Scanning of photo prints at high resolution provides the flexibility to choose the desired quality of the image to be shown on the web. Specimen photos were converted into JPEG and resized to 2,000 pixels for the long side so the details on the specimen can be viewed clearly on the website without taking long loading time. Documents scanned at the same settings as the photo for a better result on OCR tools (ABBYY FineReader 12 and Tesseract 3.04.01 are used) when the old documents that deteriorated with age were scanned at 24 Bit. However, the document scans were converted to JPEG prior to posting on the web and generally have 1,000 pixels on the long size although it can be varied subject to the clarity of the document text.

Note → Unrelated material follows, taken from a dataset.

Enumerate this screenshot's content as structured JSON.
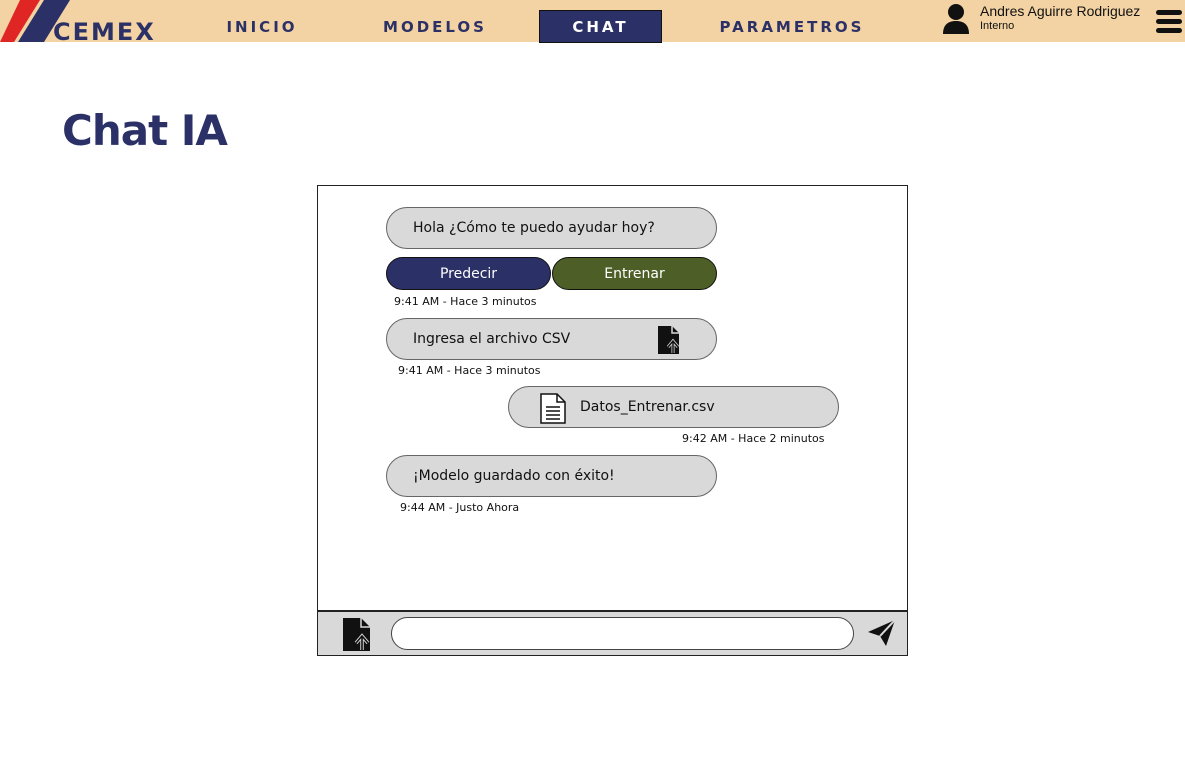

The scanning standard used meets/exceeds both Library of Congress and U.S. National Archives and Records Administration (NARA) standards.

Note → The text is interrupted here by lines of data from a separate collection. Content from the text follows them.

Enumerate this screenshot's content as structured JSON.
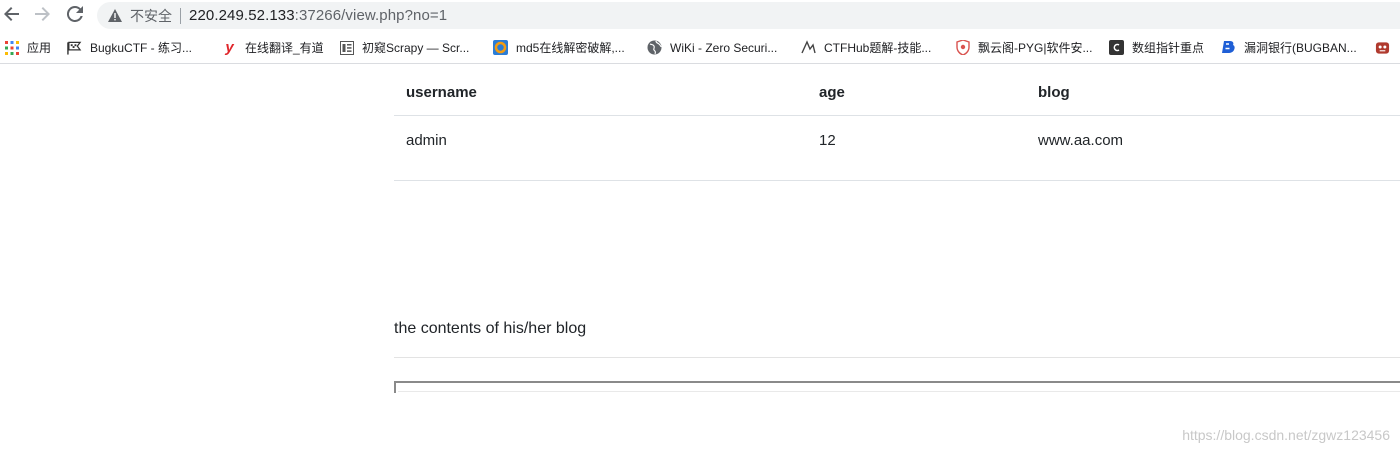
{
  "browser": {
    "security_label": "不安全",
    "url_host": "220.249.52.133",
    "url_rest": ":37266/view.php?no=1"
  },
  "bookmarks": [
    {
      "label": "应用",
      "icon": "apps-grid-icon"
    },
    {
      "label": "BugkuCTF - 练习...",
      "icon": "flag-icon"
    },
    {
      "label": "在线翻译_有道",
      "icon": "youdao-icon"
    },
    {
      "label": "初窥Scrapy — Scr...",
      "icon": "doc-page-icon"
    },
    {
      "label": "md5在线解密破解,...",
      "icon": "md5-icon"
    },
    {
      "label": "WiKi - Zero Securi...",
      "icon": "globe-icon"
    },
    {
      "label": "CTFHub题解-技能...",
      "icon": "ctfhub-icon"
    },
    {
      "label": "飘云阁-PYG|软件安...",
      "icon": "shield-icon"
    },
    {
      "label": "数组指针重点",
      "icon": "csdn-icon"
    },
    {
      "label": "漏洞银行(BUGBAN...",
      "icon": "bugbank-icon"
    },
    {
      "label": "",
      "icon": "extension-icon"
    }
  ],
  "table": {
    "headers": [
      "username",
      "age",
      "blog"
    ],
    "rows": [
      [
        "admin",
        "12",
        "www.aa.com"
      ]
    ]
  },
  "blog_section": {
    "text": "the contents of his/her blog"
  },
  "watermark": "https://blog.csdn.net/zgwz123456"
}
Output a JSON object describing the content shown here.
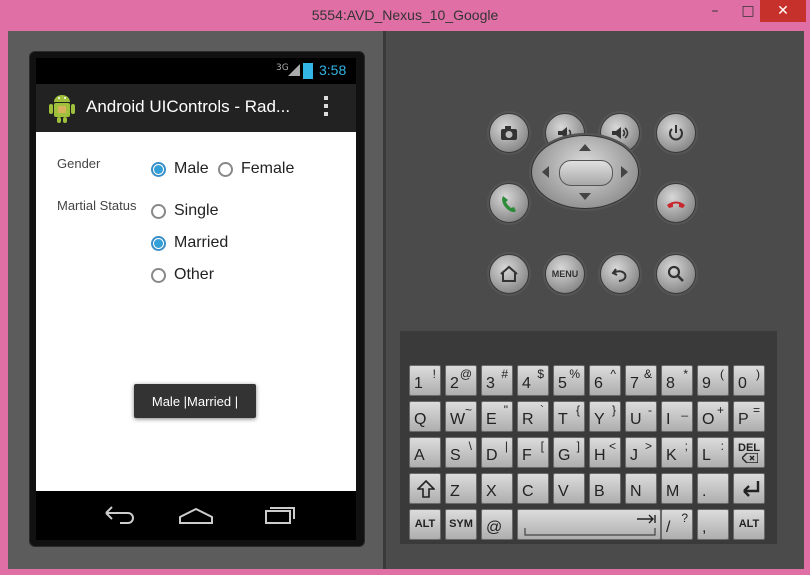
{
  "window": {
    "title": "5554:AVD_Nexus_10_Google",
    "minimize": "–",
    "maximize": "□",
    "close": "✕"
  },
  "status_bar": {
    "network": "3G",
    "time": "3:58"
  },
  "action_bar": {
    "title": "Android UIControls - Rad...",
    "app_icon": "android-robot-icon",
    "overflow_icon": "overflow-menu-icon"
  },
  "form": {
    "gender_label": "Gender",
    "gender_options": [
      {
        "label": "Male",
        "checked": true
      },
      {
        "label": "Female",
        "checked": false
      }
    ],
    "status_label": "Martial Status",
    "status_options": [
      {
        "label": "Single",
        "checked": false
      },
      {
        "label": "Married",
        "checked": true
      },
      {
        "label": "Other",
        "checked": false
      }
    ]
  },
  "toast": {
    "text": "Male |Married |"
  },
  "nav_icons": [
    "back-icon",
    "home-icon",
    "recents-icon"
  ],
  "controls": {
    "row1": [
      "camera-icon",
      "volume-down-icon",
      "volume-up-icon",
      "power-icon"
    ],
    "call": "call-icon",
    "end_call": "end-call-icon",
    "row3": [
      "home-icon",
      "menu-button",
      "back-icon",
      "search-icon"
    ],
    "menu_label": "MENU"
  },
  "keyboard": {
    "row1": [
      [
        "1",
        "!"
      ],
      [
        "2",
        "@"
      ],
      [
        "3",
        "#"
      ],
      [
        "4",
        "$"
      ],
      [
        "5",
        "%"
      ],
      [
        "6",
        "^"
      ],
      [
        "7",
        "&"
      ],
      [
        "8",
        "*"
      ],
      [
        "9",
        "("
      ],
      [
        "0",
        ")"
      ]
    ],
    "row2": [
      [
        "Q",
        ""
      ],
      [
        "W",
        "~"
      ],
      [
        "E",
        "\""
      ],
      [
        "R",
        "`"
      ],
      [
        "T",
        "{"
      ],
      [
        "Y",
        "}"
      ],
      [
        "U",
        "-"
      ],
      [
        "I",
        "_"
      ],
      [
        "O",
        "+"
      ],
      [
        "P",
        "="
      ]
    ],
    "row3": [
      [
        "A",
        ""
      ],
      [
        "S",
        "\\"
      ],
      [
        "D",
        "|"
      ],
      [
        "F",
        "["
      ],
      [
        "G",
        "]"
      ],
      [
        "H",
        "<"
      ],
      [
        "J",
        ">"
      ],
      [
        "K",
        ";"
      ],
      [
        "L",
        ":"
      ],
      [
        "DEL",
        ""
      ]
    ],
    "row4": [
      [
        "shift",
        ""
      ],
      [
        "Z",
        ""
      ],
      [
        "X",
        ""
      ],
      [
        "C",
        ""
      ],
      [
        "V",
        ""
      ],
      [
        "B",
        ""
      ],
      [
        "N",
        ""
      ],
      [
        "M",
        ""
      ],
      [
        ".",
        ""
      ],
      [
        "enter",
        ""
      ]
    ],
    "row5": [
      [
        "ALT",
        ""
      ],
      [
        "SYM",
        ""
      ],
      [
        "@",
        ""
      ],
      [
        "space",
        ""
      ],
      [
        "/",
        "?"
      ],
      [
        ",",
        ""
      ],
      [
        "ALT",
        ""
      ]
    ]
  }
}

The production of a standardized metadata scheme for the IU Paleontology Collection (IUPC) is relatively challenging due to the following reasons:
i) the wide variety of analog resource formats
ii) the connection between each element to the original analog resource and the digitized resource
iii) the complex relation structure of each metadata values and in differentiate them
iv) controlled vocabulary for the most important information of each specimen: taxonomy, stratigraphic units, and the horizon are unavailable

The Darwin Core is designated to describe physical objects and observations. In a scenario of digitizing a publication describing a specimen. The published work specifically detailed a specimen with photographs, would it be practical to use Darwin Core to describe the paper itself as a whole rather than to describing the specimen mentioned in the paper? What would be the granularity of the description should go to each element? If the author of the paper is different from the fossil collector who collected the specimens mentioned in the paper, should we be including the collector’s name, which element is appropriate to input the collectors’ name? And should the metadata record represent the both the original analog and digitized resource as well? What is the best practice, would the one-to-one principle work? And vice versa for digitizing a specimen that was mentioned in a published work; how could the relationship between a specimen and published work be shown in the metadata field? The current solution to address all the concern above is to first evaluate the users’ needs, of which their interest is often in the original object. Hence, the metadata record is standardized to represent the physical resource, with the customization of the Dublin Core and Darwin Core element sets as the metadata standard, and to use DC: relation in describing the connection between a specimen and the publication that used the specimen.

I am hoping from the compilation of all the IUPC records in the database, the IUPC will be able to create a paleontology controlled vocabulary with the assistant from professionals in the field.

Until then, this metadata scheme is subject to changes to best represent the IUPC material.

Metadata elements sets
  • Dublin Core
  • Darwin Core, which is the extension of Dublin core metadata schema for biological specimens.
Controlled vocabulary:

LCNAF, W3CDTF, IMT, RFC5646, LCSH, DCMI Type Vocabulary, TGN, ISO 3166-1-alpha-2 country codes, USGS Geolex, DwC Terms, GRBio, ISO 8601:2004(E)

Complete metadata scheme:







Miller, S. J. (2011). Metadata for digital collections : a how-to-do-it manual. New York: Neal-Schuman Publishers.